» How to complete this task:
From the records below, copy each line that has the word "title" in it.

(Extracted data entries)
- - - - -

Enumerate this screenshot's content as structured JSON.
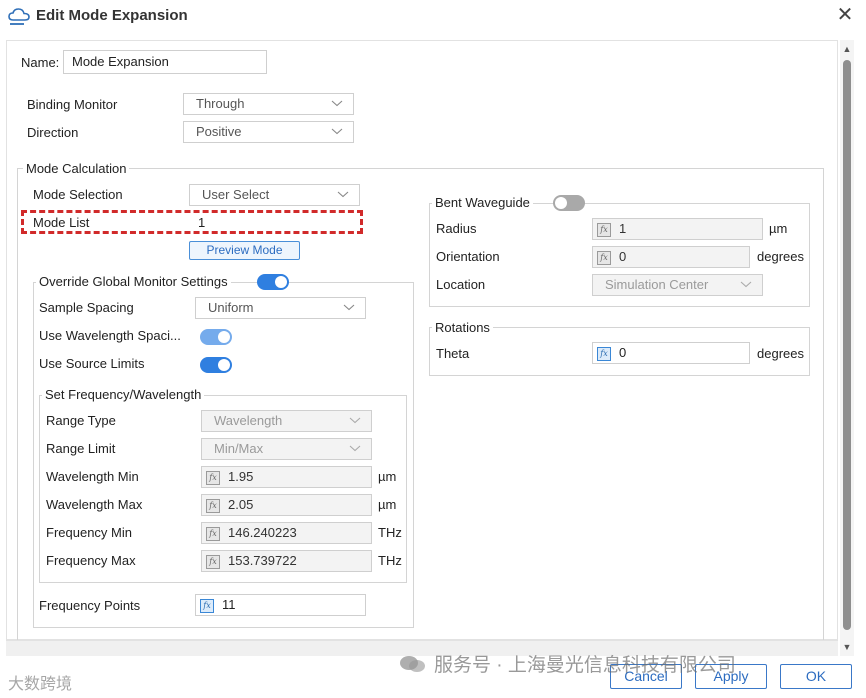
{
  "window": {
    "title": "Edit Mode Expansion"
  },
  "name": {
    "label": "Name:",
    "value": "Mode Expansion"
  },
  "binding_monitor": {
    "label": "Binding Monitor",
    "value": "Through"
  },
  "direction": {
    "label": "Direction",
    "value": "Positive"
  },
  "mode_calculation": {
    "title": "Mode Calculation",
    "mode_selection": {
      "label": "Mode Selection",
      "value": "User Select"
    },
    "mode_list": {
      "label": "Mode List",
      "value": "1"
    },
    "preview_button": "Preview Mode"
  },
  "override": {
    "title": "Override Global Monitor Settings",
    "toggle_on": true,
    "sample_spacing": {
      "label": "Sample Spacing",
      "value": "Uniform"
    },
    "use_wavelength_spacing": {
      "label": "Use Wavelength Spaci...",
      "on": true
    },
    "use_source_limits": {
      "label": "Use Source Limits",
      "on": true
    },
    "set_freq": {
      "title": "Set Frequency/Wavelength",
      "range_type": {
        "label": "Range Type",
        "value": "Wavelength"
      },
      "range_limit": {
        "label": "Range Limit",
        "value": "Min/Max"
      },
      "wavelength_min": {
        "label": "Wavelength Min",
        "value": "1.95",
        "unit": "µm"
      },
      "wavelength_max": {
        "label": "Wavelength Max",
        "value": "2.05",
        "unit": "µm"
      },
      "frequency_min": {
        "label": "Frequency Min",
        "value": "146.240223",
        "unit": "THz"
      },
      "frequency_max": {
        "label": "Frequency Max",
        "value": "153.739722",
        "unit": "THz"
      }
    },
    "frequency_points": {
      "label": "Frequency Points",
      "value": "11"
    }
  },
  "bent_waveguide": {
    "title": "Bent Waveguide",
    "toggle_on": false,
    "radius": {
      "label": "Radius",
      "value": "1",
      "unit": "µm"
    },
    "orientation": {
      "label": "Orientation",
      "value": "0",
      "unit": "degrees"
    },
    "location": {
      "label": "Location",
      "value": "Simulation Center"
    }
  },
  "rotations": {
    "title": "Rotations",
    "theta": {
      "label": "Theta",
      "value": "0",
      "unit": "degrees"
    }
  },
  "footer": {
    "cancel": "Cancel",
    "apply": "Apply",
    "ok": "OK"
  },
  "watermark": {
    "text": "服务号 · 上海曼光信息科技有限公司",
    "corner": "大数跨境"
  },
  "icon_names": {
    "title": "cloud-edit-icon",
    "close": "close-icon",
    "chevron": "chevron-down-icon",
    "fx": "fx-icon",
    "wechat": "wechat-icon"
  },
  "colors": {
    "accent": "#2f7fe0",
    "highlight_border": "#d12a2a",
    "button_text": "#2c6cc0"
  }
}
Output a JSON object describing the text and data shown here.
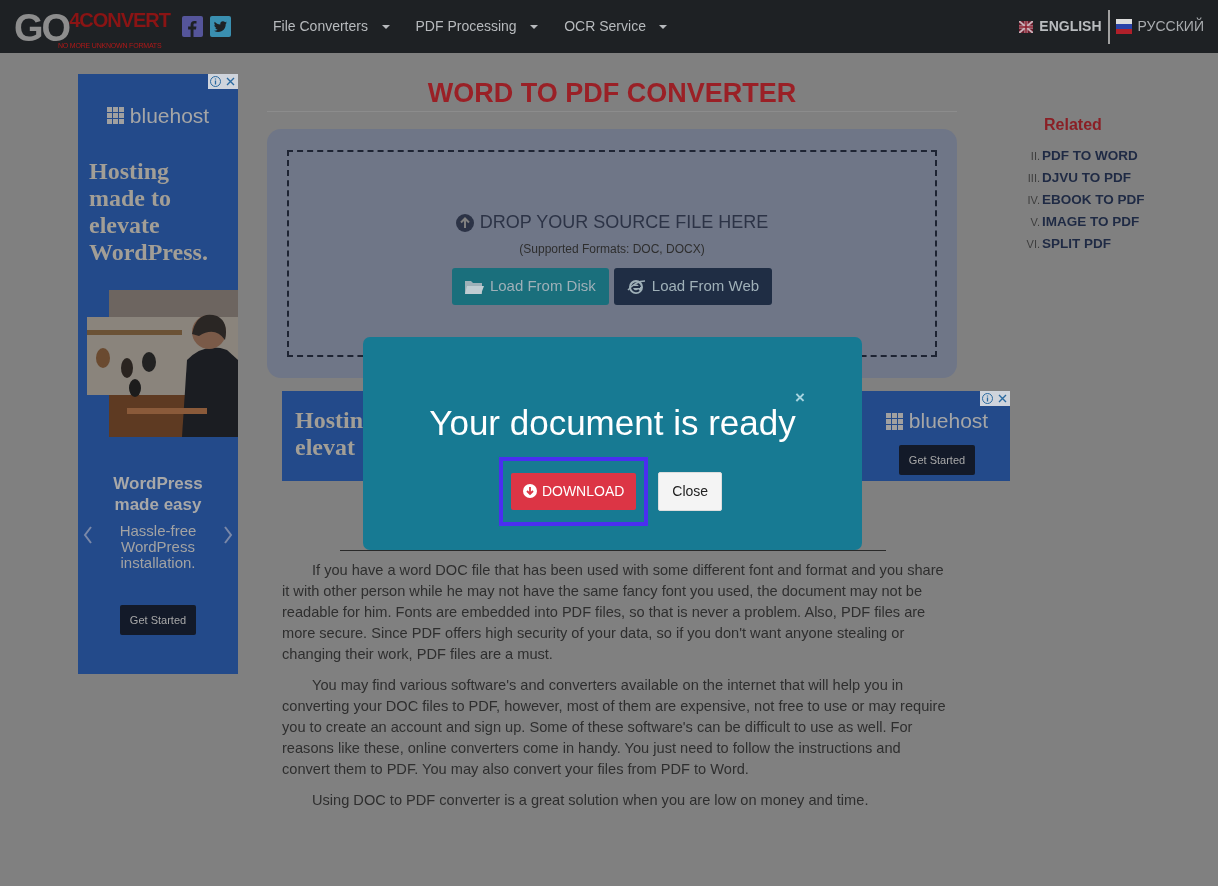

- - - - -

» Written reply:
    "title": "Edit Mode Expansion"
    "title": "Mode Calculation",
    "title": "Override Global Monitor Settings",
      "title": "Set Frequency/Wavelength",
    "title": "Bent Waveguide",
    "title": "Rotations",
    "title": "cloud-edit-icon",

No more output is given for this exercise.